==== Material supplied ====

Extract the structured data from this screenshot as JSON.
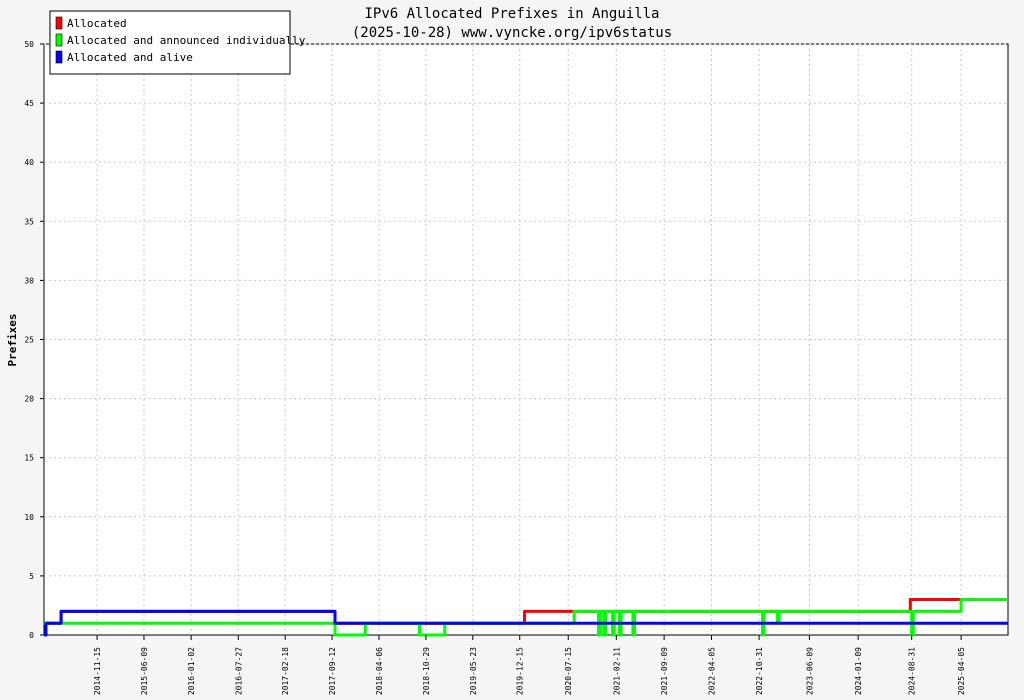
{
  "chart_data": {
    "type": "line",
    "title": "IPv6 Allocated Prefixes in Anguilla",
    "subtitle": "(2025-10-28) www.vyncke.org/ipv6status",
    "xlabel": "",
    "ylabel": "Prefixes",
    "ylim": [
      0,
      50
    ],
    "y_ticks": [
      0,
      5,
      10,
      15,
      20,
      25,
      30,
      35,
      40,
      45,
      50
    ],
    "xlim": [
      "2014-03-27",
      "2025-10-28"
    ],
    "x_ticks": [
      "2014-11-15",
      "2015-06-09",
      "2016-01-02",
      "2016-07-27",
      "2017-02-18",
      "2017-09-12",
      "2018-04-06",
      "2018-10-29",
      "2019-05-23",
      "2019-12-15",
      "2020-07-15",
      "2021-02-11",
      "2021-09-09",
      "2022-04-05",
      "2022-10-31",
      "2023-06-09",
      "2024-01-09",
      "2024-08-31",
      "2025-04-05"
    ],
    "grid": true,
    "legend_position": "top-left",
    "series": [
      {
        "name": "Allocated",
        "color": "#ff0000",
        "points": [
          [
            "2014-03-27",
            1
          ],
          [
            "2014-06-10",
            1
          ],
          [
            "2014-06-10",
            2
          ],
          [
            "2017-09-25",
            2
          ],
          [
            "2017-09-25",
            1
          ],
          [
            "2020-01-05",
            1
          ],
          [
            "2020-01-05",
            2
          ],
          [
            "2022-12-31",
            2
          ],
          [
            "2024-08-25",
            2
          ],
          [
            "2024-08-25",
            3
          ],
          [
            "2025-10-28",
            3
          ]
        ]
      },
      {
        "name": "Allocated and announced individually",
        "color": "#00ff00",
        "points": [
          [
            "2014-03-27",
            1
          ],
          [
            "2017-09-25",
            1
          ],
          [
            "2017-09-25",
            0
          ],
          [
            "2018-02-05",
            0
          ],
          [
            "2018-02-05",
            1
          ],
          [
            "2018-10-01",
            1
          ],
          [
            "2018-10-01",
            0
          ],
          [
            "2019-01-20",
            0
          ],
          [
            "2019-01-20",
            1
          ],
          [
            "2020-01-01",
            1
          ],
          [
            "2020-01-01",
            1
          ],
          [
            "2020-08-10",
            1
          ],
          [
            "2020-08-10",
            2
          ],
          [
            "2020-11-25",
            2
          ],
          [
            "2020-11-25",
            0
          ],
          [
            "2020-12-03",
            0
          ],
          [
            "2020-12-03",
            2
          ],
          [
            "2020-12-18",
            2
          ],
          [
            "2020-12-18",
            0
          ],
          [
            "2020-12-26",
            0
          ],
          [
            "2020-12-26",
            2
          ],
          [
            "2021-01-25",
            2
          ],
          [
            "2021-01-25",
            0
          ],
          [
            "2021-02-02",
            0
          ],
          [
            "2021-02-02",
            2
          ],
          [
            "2021-02-25",
            2
          ],
          [
            "2021-02-25",
            0
          ],
          [
            "2021-03-04",
            0
          ],
          [
            "2021-03-04",
            2
          ],
          [
            "2021-04-25",
            2
          ],
          [
            "2021-04-25",
            0
          ],
          [
            "2021-05-02",
            0
          ],
          [
            "2021-05-02",
            2
          ],
          [
            "2022-11-15",
            2
          ],
          [
            "2022-11-15",
            0
          ],
          [
            "2022-11-22",
            0
          ],
          [
            "2022-11-22",
            2
          ],
          [
            "2023-01-20",
            2
          ],
          [
            "2023-01-20",
            1
          ],
          [
            "2023-01-27",
            1
          ],
          [
            "2023-01-27",
            2
          ],
          [
            "2024-08-31",
            2
          ],
          [
            "2024-08-31",
            0
          ],
          [
            "2024-09-07",
            0
          ],
          [
            "2024-09-07",
            2
          ],
          [
            "2025-04-05",
            2
          ],
          [
            "2025-04-05",
            3
          ],
          [
            "2025-10-28",
            3
          ]
        ]
      },
      {
        "name": "Allocated and alive",
        "color": "#0000ff",
        "points": [
          [
            "2014-03-27",
            0
          ],
          [
            "2014-04-05",
            0
          ],
          [
            "2014-04-05",
            1
          ],
          [
            "2014-06-10",
            1
          ],
          [
            "2014-06-10",
            2
          ],
          [
            "2017-09-25",
            2
          ],
          [
            "2017-09-25",
            1
          ],
          [
            "2025-10-28",
            1
          ]
        ]
      }
    ]
  }
}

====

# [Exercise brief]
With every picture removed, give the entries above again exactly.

# [Result]
Extract the structured data from this screenshot as JSON.
{
  "chart_data": {
    "type": "line",
    "title": "IPv6 Allocated Prefixes in Anguilla",
    "subtitle": "(2025-10-28) www.vyncke.org/ipv6status",
    "xlabel": "",
    "ylabel": "Prefixes",
    "ylim": [
      0,
      50
    ],
    "y_ticks": [
      0,
      5,
      10,
      15,
      20,
      25,
      30,
      35,
      40,
      45,
      50
    ],
    "xlim": [
      "2014-03-27",
      "2025-10-28"
    ],
    "x_ticks": [
      "2014-11-15",
      "2015-06-09",
      "2016-01-02",
      "2016-07-27",
      "2017-02-18",
      "2017-09-12",
      "2018-04-06",
      "2018-10-29",
      "2019-05-23",
      "2019-12-15",
      "2020-07-15",
      "2021-02-11",
      "2021-09-09",
      "2022-04-05",
      "2022-10-31",
      "2023-06-09",
      "2024-01-09",
      "2024-08-31",
      "2025-04-05"
    ],
    "grid": true,
    "legend_position": "top-left",
    "series": [
      {
        "name": "Allocated",
        "color": "#ff0000",
        "points": [
          [
            "2014-03-27",
            1
          ],
          [
            "2014-06-10",
            1
          ],
          [
            "2014-06-10",
            2
          ],
          [
            "2017-09-25",
            2
          ],
          [
            "2017-09-25",
            1
          ],
          [
            "2020-01-05",
            1
          ],
          [
            "2020-01-05",
            2
          ],
          [
            "2022-12-31",
            2
          ],
          [
            "2024-08-25",
            2
          ],
          [
            "2024-08-25",
            3
          ],
          [
            "2025-10-28",
            3
          ]
        ]
      },
      {
        "name": "Allocated and announced individually",
        "color": "#00ff00",
        "points": [
          [
            "2014-03-27",
            1
          ],
          [
            "2017-09-25",
            1
          ],
          [
            "2017-09-25",
            0
          ],
          [
            "2018-02-05",
            0
          ],
          [
            "2018-02-05",
            1
          ],
          [
            "2018-10-01",
            1
          ],
          [
            "2018-10-01",
            0
          ],
          [
            "2019-01-20",
            0
          ],
          [
            "2019-01-20",
            1
          ],
          [
            "2020-01-01",
            1
          ],
          [
            "2020-01-01",
            1
          ],
          [
            "2020-08-10",
            1
          ],
          [
            "2020-08-10",
            2
          ],
          [
            "2020-11-25",
            2
          ],
          [
            "2020-11-25",
            0
          ],
          [
            "2020-12-03",
            0
          ],
          [
            "2020-12-03",
            2
          ],
          [
            "2020-12-18",
            2
          ],
          [
            "2020-12-18",
            0
          ],
          [
            "2020-12-26",
            0
          ],
          [
            "2020-12-26",
            2
          ],
          [
            "2021-01-25",
            2
          ],
          [
            "2021-01-25",
            0
          ],
          [
            "2021-02-02",
            0
          ],
          [
            "2021-02-02",
            2
          ],
          [
            "2021-02-25",
            2
          ],
          [
            "2021-02-25",
            0
          ],
          [
            "2021-03-04",
            0
          ],
          [
            "2021-03-04",
            2
          ],
          [
            "2021-04-25",
            2
          ],
          [
            "2021-04-25",
            0
          ],
          [
            "2021-05-02",
            0
          ],
          [
            "2021-05-02",
            2
          ],
          [
            "2022-11-15",
            2
          ],
          [
            "2022-11-15",
            0
          ],
          [
            "2022-11-22",
            0
          ],
          [
            "2022-11-22",
            2
          ],
          [
            "2023-01-20",
            2
          ],
          [
            "2023-01-20",
            1
          ],
          [
            "2023-01-27",
            1
          ],
          [
            "2023-01-27",
            2
          ],
          [
            "2024-08-31",
            2
          ],
          [
            "2024-08-31",
            0
          ],
          [
            "2024-09-07",
            0
          ],
          [
            "2024-09-07",
            2
          ],
          [
            "2025-04-05",
            2
          ],
          [
            "2025-04-05",
            3
          ],
          [
            "2025-10-28",
            3
          ]
        ]
      },
      {
        "name": "Allocated and alive",
        "color": "#0000ff",
        "points": [
          [
            "2014-03-27",
            0
          ],
          [
            "2014-04-05",
            0
          ],
          [
            "2014-04-05",
            1
          ],
          [
            "2014-06-10",
            1
          ],
          [
            "2014-06-10",
            2
          ],
          [
            "2017-09-25",
            2
          ],
          [
            "2017-09-25",
            1
          ],
          [
            "2025-10-28",
            1
          ]
        ]
      }
    ]
  }
}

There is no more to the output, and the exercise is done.